His first question to himself in this unchaired session, points out that his career has gotten seemingly more serious as he has gone along. His early novels are very comedic, and the themes are light. His later books have a comedic surface, but over the last 10 years ago have a more serious tinge. He wanted to explore, through stories, and for many reasons, children in wartime.
His series of four books, which will soon be five, probably as many as seven, grew around the concept of friendship being the way in which children can really express their own freedom. Sometimes, it is the only way. Friendship, Gleitzman thinks, allows children to learn who they are, and how they want to express this. He chose war as the delivery mechanism as he wanted to express the place of story in history. Because we can’t be there, there is no way of capturing the 100% objective truth. He made the point that history is happening now.
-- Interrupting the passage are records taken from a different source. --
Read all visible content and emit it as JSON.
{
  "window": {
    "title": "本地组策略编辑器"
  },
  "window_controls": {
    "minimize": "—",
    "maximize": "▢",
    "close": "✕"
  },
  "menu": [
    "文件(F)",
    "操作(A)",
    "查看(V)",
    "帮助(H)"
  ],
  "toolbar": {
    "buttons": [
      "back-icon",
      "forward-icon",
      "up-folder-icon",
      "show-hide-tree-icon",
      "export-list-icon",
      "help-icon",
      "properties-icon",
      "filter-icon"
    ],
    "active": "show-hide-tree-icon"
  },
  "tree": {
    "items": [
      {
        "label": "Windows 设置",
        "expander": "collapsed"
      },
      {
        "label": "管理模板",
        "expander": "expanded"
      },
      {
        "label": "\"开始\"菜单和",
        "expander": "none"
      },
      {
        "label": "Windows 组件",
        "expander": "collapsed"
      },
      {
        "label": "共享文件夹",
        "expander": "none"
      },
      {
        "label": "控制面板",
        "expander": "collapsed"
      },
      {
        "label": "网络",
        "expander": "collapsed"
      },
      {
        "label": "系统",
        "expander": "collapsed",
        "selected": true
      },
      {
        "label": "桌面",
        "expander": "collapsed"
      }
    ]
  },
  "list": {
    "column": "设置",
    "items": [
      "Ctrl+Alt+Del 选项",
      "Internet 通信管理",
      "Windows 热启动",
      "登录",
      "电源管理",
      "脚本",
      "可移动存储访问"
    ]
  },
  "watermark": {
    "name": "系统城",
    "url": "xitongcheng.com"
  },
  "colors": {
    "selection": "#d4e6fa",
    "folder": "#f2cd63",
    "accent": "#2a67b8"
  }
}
In the book releasing in August – Now – Gleitzman took the opportunity to investigate the power of Felix’s own history. The biggest problem, as a child after a war, was to understand that though the war is over, this doesn’t mean that everything is now okay. Across Europe, it was a civilisation in ruins, with a lot of people in severe emotional pain. Meanwhile, our hero Felix hopes that his early childhood would be re-discovered, and has to find a way in this book, to reconnect with his optimism.
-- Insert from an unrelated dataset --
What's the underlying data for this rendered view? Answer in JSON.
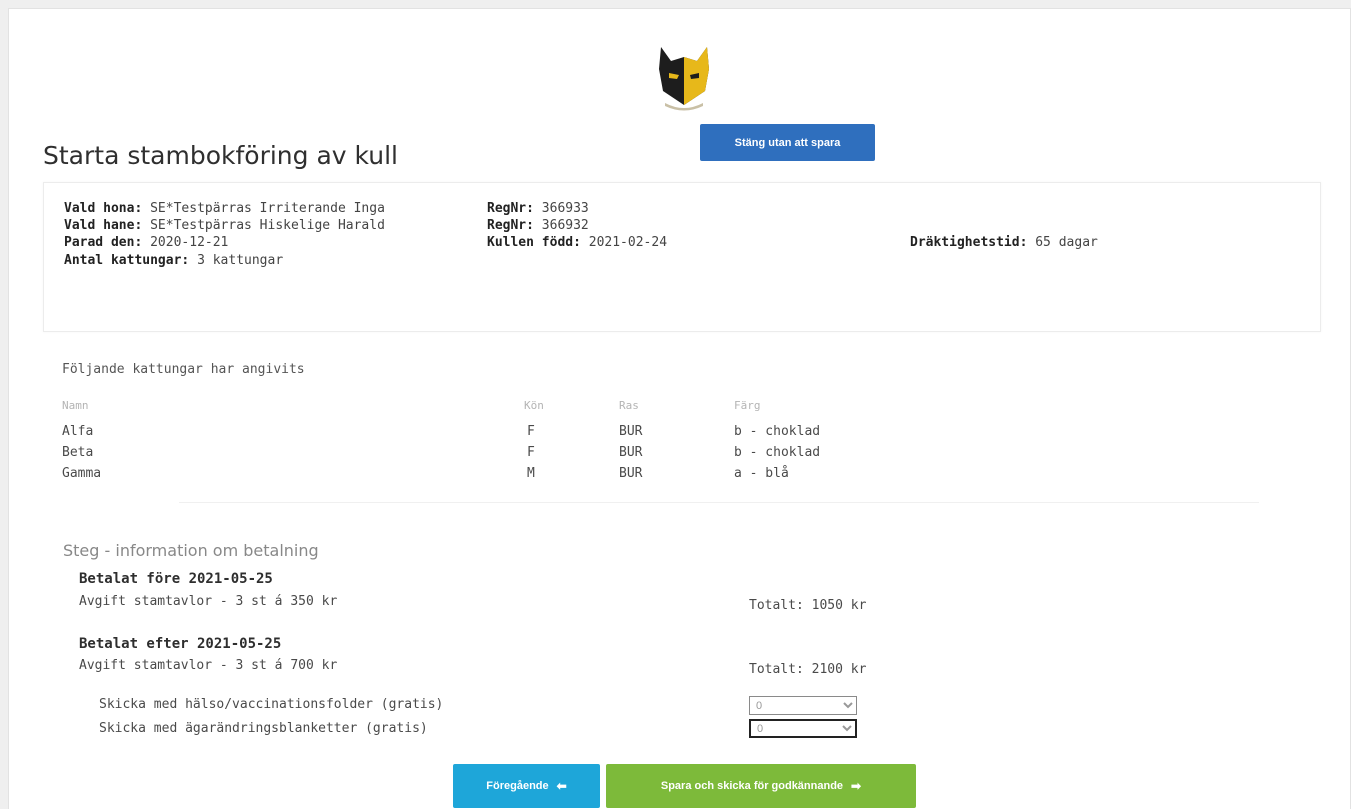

Gleitzman noted that it is sometimes when people are surrounded by the worst people are capable of, that they do the best they are capable of. When Michael Morpurgo asked Gleitzman to write the play for War Horse, Gleitzman ‘s interest was piqued by the question: what happened to the horses soldiers took over there and experienced the war with, that couldn’t be brought home, and couldn’t be sold?
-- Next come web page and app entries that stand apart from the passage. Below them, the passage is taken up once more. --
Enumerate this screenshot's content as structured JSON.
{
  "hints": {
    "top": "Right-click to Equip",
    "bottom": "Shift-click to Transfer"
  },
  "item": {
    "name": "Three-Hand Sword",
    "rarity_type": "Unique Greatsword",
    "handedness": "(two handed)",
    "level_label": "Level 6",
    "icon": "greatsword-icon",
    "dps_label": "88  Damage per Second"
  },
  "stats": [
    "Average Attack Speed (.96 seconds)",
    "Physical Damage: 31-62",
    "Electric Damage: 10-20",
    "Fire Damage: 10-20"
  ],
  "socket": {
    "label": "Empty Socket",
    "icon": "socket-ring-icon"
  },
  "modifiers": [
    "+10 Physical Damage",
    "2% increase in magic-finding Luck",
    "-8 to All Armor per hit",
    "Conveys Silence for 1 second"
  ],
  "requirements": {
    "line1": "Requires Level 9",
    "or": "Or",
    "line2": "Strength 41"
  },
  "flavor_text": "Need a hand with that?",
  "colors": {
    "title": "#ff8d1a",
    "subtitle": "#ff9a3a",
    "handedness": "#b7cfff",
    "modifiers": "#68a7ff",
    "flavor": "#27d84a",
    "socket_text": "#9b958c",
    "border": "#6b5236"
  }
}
After Gleitzman initially struggled to identify with the character of a volunteering soldier, he realised that for people in that period of history, their circumstances were very different. A lot of people didn’t have any other opportunity to see the rest of the world – only the privileged and wealthy got out to explore. It just wasn’t the done thing. Gleitzman said that a whole generation took the opportunity as one to travel, and as a bonus, kick the “Bad Guys” butts, and this was a potent mix. Following this, if you had your horse with you at war, and you survived, but the army wouldn’t send it home, how would you feel? What would you try to do? That was where ‘Loyal Creatures’ (the resulting play and book) came from, for Gleitzman. His a few y
The first audience question was about the effect of technology on this generation of children, to which Gleitzman pointed out that every generation has challenges that cause anxiety: some kids have war, other kids have technological abilities that bring opportunities, and simultaneously narrow down their ideas. But he hasn’t seen any change in what people really want over all of this. All of our hopes, our fears, our capacity for love, are timeless. Stories have the responsibility to always have these things present and to make the reading, the viewing and the sharing of them a model.
Gleitzman says stories are as popular with young people as they always have been. Young people are still moved by them, thrilled by them and excited by them. There are always some that don’t have as much room as you would hope for stories. Stories are everywhere, they are not just a piece of literature. They are the stuff of how we connect, and the guts of how we think. It is important that young people understand that stories are not always told for the best of all possible reasons: Nazis understood the power of story all too well.
Gleitzman is a natural raconteur, and he had the audience eating from the palm of his hands. It was a wonderful session to have attended.
Reviewed by Sarah Forster